▶ [Your objective]
Check every line below for the word "username" and copy the ones that have it.

▶ [Study material]
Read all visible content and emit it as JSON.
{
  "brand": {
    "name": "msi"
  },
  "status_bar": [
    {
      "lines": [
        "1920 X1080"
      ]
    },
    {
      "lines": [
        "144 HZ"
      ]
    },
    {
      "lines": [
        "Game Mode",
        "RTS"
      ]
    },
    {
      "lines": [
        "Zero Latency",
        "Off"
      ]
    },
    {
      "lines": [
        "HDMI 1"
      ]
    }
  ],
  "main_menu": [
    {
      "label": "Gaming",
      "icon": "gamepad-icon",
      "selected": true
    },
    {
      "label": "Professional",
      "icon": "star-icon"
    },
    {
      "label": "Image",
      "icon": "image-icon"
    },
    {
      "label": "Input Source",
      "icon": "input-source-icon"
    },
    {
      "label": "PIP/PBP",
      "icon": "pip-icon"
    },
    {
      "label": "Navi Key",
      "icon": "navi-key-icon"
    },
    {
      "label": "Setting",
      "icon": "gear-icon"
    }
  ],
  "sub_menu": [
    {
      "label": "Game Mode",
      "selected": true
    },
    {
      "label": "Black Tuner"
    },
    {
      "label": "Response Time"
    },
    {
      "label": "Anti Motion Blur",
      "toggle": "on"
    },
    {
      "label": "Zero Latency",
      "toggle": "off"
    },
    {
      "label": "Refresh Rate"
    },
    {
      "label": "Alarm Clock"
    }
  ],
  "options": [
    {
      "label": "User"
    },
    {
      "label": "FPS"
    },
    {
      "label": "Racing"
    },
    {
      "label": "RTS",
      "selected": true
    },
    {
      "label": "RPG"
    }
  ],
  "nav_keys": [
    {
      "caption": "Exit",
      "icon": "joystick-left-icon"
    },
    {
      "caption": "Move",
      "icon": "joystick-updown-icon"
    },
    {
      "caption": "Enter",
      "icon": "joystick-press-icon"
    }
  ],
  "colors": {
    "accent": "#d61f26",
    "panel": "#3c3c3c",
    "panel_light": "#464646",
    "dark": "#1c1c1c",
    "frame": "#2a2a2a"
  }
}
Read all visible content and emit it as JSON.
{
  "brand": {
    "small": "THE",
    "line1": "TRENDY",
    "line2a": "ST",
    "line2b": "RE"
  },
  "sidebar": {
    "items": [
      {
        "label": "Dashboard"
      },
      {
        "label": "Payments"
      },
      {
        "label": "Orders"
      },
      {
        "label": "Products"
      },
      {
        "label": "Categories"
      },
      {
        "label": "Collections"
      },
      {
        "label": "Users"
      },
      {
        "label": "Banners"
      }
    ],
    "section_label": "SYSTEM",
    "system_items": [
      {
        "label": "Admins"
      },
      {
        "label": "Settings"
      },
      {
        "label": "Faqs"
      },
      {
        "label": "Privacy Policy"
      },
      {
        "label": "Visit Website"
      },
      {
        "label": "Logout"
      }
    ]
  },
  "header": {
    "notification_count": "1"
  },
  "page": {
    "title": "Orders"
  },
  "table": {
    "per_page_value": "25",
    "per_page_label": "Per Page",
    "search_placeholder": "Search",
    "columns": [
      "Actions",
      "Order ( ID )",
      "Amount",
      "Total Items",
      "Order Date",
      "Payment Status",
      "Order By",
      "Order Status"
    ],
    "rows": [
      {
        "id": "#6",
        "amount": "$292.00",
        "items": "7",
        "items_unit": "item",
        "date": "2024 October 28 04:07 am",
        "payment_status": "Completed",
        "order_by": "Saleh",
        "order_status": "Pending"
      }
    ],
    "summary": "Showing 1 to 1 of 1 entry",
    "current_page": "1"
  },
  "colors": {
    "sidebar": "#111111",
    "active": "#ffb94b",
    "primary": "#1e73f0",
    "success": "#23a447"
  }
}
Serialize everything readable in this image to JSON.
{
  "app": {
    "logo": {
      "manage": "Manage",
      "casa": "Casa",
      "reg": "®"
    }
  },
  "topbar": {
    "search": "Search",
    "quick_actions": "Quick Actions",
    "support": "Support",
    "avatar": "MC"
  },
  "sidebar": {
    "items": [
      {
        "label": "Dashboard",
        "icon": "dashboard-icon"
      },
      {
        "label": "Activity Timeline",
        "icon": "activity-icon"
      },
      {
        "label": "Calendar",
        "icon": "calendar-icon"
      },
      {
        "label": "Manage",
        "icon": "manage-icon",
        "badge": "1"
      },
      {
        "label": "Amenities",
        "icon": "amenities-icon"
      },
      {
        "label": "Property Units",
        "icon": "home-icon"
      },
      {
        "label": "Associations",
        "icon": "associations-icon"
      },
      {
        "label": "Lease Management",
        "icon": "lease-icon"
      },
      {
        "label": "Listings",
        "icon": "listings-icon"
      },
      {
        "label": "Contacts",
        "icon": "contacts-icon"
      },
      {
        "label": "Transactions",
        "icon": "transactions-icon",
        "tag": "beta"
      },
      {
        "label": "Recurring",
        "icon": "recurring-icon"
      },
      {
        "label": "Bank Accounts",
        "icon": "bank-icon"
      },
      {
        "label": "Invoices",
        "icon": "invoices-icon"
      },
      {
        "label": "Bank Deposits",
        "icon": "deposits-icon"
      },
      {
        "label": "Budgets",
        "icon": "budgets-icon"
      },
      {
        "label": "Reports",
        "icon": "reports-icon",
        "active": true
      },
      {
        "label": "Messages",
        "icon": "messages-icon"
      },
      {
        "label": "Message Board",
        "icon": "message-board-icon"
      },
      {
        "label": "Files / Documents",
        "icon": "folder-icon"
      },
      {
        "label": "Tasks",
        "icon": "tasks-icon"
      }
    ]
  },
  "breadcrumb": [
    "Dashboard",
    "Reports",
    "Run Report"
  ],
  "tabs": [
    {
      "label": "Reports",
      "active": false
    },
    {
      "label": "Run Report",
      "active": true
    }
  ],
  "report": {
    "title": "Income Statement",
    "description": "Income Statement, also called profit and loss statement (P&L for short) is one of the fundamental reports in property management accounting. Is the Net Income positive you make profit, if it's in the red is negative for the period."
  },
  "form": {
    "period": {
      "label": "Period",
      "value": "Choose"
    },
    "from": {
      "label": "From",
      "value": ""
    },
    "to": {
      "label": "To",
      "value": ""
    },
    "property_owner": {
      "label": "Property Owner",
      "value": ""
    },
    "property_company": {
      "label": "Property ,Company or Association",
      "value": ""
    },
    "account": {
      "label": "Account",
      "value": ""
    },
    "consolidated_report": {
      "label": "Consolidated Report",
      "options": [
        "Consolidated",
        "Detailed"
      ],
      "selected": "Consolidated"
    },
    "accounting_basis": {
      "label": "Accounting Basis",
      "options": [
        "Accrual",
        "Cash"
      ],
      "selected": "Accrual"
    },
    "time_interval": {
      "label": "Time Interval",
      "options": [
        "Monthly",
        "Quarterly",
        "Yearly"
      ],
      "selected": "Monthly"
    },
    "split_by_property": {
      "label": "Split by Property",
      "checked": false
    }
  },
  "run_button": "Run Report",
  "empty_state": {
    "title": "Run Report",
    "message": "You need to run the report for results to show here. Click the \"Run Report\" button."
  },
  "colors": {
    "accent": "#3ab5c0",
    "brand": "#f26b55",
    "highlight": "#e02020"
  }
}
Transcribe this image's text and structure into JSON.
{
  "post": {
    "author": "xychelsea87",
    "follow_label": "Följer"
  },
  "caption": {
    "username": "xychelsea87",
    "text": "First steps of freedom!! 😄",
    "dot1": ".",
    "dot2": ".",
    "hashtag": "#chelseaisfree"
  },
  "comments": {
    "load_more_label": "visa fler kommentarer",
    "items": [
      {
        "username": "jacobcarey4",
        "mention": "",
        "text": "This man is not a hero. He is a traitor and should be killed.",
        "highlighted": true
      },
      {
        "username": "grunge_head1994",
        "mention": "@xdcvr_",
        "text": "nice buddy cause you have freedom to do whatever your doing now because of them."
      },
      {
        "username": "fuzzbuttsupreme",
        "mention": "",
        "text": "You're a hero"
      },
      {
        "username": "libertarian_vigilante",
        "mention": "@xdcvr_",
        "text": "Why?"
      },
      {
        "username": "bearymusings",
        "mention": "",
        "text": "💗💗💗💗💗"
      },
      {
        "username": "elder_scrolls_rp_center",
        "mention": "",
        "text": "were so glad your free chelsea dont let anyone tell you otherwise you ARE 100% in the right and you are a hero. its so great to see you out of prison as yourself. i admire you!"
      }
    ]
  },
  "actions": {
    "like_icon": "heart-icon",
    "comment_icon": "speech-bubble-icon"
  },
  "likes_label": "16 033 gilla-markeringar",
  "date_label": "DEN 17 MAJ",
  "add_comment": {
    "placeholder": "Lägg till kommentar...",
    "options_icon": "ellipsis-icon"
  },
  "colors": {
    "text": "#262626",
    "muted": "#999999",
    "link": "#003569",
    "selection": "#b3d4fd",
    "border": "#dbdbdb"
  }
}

▶ [Answer area]
    "username": "xychelsea87",
        "username": "jacobcarey4",
        "username": "grunge_head1994",
        "username": "fuzzbuttsupreme",
        "username": "libertarian_vigilante",
        "username": "bearymusings",
        "username": "elder_scrolls_rp_center",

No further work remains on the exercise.